Try it: Take every line from the material that has the word "якому" in it.

Material to process:
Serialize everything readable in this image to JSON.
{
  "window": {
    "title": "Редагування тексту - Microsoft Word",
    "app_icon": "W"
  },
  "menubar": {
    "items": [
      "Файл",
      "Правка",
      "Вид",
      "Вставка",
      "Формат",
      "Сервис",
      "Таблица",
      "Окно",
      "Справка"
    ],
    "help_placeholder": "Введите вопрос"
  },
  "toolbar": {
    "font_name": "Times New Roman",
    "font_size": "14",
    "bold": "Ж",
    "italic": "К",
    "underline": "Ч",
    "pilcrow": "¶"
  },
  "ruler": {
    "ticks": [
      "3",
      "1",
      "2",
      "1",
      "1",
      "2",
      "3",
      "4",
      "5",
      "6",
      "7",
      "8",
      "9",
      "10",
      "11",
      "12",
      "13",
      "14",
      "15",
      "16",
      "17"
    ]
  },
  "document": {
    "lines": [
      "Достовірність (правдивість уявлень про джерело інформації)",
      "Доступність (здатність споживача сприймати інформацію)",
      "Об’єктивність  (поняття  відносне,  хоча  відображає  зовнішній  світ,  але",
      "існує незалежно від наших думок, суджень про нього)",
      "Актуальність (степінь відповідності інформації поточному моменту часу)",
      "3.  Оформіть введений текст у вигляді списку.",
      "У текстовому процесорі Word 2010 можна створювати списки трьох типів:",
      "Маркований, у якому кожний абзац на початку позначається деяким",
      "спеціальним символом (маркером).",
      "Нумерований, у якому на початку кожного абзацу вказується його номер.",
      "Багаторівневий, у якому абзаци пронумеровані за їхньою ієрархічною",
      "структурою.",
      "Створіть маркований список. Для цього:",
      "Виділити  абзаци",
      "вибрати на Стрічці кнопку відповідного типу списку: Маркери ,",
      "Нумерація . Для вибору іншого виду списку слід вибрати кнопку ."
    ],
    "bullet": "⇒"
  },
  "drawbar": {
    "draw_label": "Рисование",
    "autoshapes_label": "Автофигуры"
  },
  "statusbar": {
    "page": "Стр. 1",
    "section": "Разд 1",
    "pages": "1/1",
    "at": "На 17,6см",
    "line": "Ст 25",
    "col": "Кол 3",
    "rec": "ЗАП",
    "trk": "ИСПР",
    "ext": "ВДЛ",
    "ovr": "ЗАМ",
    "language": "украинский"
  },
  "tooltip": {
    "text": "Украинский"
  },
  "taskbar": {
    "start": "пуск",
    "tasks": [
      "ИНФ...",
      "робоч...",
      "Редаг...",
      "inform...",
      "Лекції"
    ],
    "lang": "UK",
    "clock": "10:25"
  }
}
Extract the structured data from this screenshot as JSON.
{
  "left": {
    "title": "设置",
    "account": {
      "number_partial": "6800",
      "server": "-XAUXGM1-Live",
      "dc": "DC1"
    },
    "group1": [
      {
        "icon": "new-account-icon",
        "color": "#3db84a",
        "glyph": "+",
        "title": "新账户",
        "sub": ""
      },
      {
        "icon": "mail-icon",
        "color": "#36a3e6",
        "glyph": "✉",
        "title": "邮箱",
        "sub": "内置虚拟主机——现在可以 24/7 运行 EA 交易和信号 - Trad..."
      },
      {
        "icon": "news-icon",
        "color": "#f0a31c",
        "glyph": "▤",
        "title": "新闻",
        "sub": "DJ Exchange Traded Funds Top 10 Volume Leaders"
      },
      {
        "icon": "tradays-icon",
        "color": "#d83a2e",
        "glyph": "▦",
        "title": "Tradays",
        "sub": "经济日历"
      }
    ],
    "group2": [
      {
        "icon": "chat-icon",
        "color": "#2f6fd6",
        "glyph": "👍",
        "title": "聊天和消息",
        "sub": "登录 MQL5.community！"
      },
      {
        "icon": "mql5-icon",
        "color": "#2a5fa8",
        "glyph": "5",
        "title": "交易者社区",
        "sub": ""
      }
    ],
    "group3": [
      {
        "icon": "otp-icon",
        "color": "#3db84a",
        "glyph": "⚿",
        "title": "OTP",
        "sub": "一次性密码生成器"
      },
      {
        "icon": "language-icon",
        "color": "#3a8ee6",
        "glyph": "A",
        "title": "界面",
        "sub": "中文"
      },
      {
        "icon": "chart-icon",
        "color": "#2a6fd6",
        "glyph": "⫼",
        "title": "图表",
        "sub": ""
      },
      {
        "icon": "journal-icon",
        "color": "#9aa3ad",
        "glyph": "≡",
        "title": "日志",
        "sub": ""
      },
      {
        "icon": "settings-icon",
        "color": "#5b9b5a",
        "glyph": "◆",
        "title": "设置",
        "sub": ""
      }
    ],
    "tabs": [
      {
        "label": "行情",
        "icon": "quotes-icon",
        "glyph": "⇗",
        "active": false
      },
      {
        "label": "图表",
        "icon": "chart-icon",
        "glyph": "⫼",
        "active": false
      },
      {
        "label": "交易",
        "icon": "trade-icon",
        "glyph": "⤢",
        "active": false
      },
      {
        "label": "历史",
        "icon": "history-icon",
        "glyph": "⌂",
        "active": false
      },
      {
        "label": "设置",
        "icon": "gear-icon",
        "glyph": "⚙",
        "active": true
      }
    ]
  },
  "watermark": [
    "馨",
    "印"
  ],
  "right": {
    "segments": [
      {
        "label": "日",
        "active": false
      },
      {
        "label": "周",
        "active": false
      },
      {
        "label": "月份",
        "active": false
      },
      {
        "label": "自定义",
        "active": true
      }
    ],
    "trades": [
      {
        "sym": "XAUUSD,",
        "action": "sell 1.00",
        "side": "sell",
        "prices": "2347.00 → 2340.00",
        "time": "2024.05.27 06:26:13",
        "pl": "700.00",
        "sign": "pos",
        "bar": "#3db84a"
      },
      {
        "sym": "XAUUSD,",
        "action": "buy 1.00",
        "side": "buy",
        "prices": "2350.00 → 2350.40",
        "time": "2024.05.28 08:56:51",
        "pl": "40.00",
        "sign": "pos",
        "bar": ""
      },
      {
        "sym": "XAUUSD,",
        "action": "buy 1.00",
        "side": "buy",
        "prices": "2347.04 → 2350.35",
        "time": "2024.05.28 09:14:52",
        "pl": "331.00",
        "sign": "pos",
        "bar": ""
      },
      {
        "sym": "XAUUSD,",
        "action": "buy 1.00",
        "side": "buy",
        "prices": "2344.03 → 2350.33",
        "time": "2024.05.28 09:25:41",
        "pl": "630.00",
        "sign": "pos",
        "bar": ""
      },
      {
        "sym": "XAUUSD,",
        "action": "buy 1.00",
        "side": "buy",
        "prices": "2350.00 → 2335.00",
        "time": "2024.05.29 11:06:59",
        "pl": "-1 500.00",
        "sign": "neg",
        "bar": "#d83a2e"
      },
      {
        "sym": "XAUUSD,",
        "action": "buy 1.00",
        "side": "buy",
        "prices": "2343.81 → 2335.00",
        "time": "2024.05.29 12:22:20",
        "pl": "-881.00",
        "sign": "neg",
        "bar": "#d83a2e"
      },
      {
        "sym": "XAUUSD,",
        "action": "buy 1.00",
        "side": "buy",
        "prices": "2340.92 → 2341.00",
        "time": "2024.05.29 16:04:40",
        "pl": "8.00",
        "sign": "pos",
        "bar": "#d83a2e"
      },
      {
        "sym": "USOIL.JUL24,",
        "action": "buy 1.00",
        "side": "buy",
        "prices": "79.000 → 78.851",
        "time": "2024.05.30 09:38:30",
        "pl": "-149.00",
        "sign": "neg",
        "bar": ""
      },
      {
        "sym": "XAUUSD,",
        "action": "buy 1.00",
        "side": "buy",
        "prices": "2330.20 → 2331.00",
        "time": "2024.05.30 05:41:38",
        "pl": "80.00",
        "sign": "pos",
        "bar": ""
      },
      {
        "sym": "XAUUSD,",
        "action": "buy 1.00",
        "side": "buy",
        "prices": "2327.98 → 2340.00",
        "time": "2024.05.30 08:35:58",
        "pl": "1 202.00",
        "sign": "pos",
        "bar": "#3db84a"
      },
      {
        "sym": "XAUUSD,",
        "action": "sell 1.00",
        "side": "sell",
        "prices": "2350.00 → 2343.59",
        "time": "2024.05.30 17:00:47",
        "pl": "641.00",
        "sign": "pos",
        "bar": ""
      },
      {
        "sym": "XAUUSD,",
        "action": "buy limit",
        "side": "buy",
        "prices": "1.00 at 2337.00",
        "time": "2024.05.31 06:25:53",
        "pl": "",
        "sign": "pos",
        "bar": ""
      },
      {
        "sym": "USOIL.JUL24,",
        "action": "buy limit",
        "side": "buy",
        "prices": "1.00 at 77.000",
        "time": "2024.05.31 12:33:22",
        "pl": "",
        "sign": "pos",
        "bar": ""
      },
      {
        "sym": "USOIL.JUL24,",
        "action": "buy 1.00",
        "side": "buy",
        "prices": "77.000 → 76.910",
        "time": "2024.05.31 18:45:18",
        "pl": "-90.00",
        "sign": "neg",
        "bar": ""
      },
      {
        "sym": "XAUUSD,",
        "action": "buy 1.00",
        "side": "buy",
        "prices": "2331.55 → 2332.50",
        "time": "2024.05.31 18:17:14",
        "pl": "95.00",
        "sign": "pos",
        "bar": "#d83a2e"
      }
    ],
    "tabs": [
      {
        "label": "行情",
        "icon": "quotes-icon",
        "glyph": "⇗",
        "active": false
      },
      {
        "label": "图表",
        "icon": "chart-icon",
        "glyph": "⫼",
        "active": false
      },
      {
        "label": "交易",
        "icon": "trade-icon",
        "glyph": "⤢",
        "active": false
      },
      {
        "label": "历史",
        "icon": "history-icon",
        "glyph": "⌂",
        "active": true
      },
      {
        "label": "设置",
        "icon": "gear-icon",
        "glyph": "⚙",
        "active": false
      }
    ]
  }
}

Answer below:
      "Маркований, у якому кожний абзац на початку позначається деяким",
      "Нумерований, у якому на початку кожного абзацу вказується його номер.",
      "Багаторівневий, у якому абзаци пронумеровані за їхньою ієрархічною",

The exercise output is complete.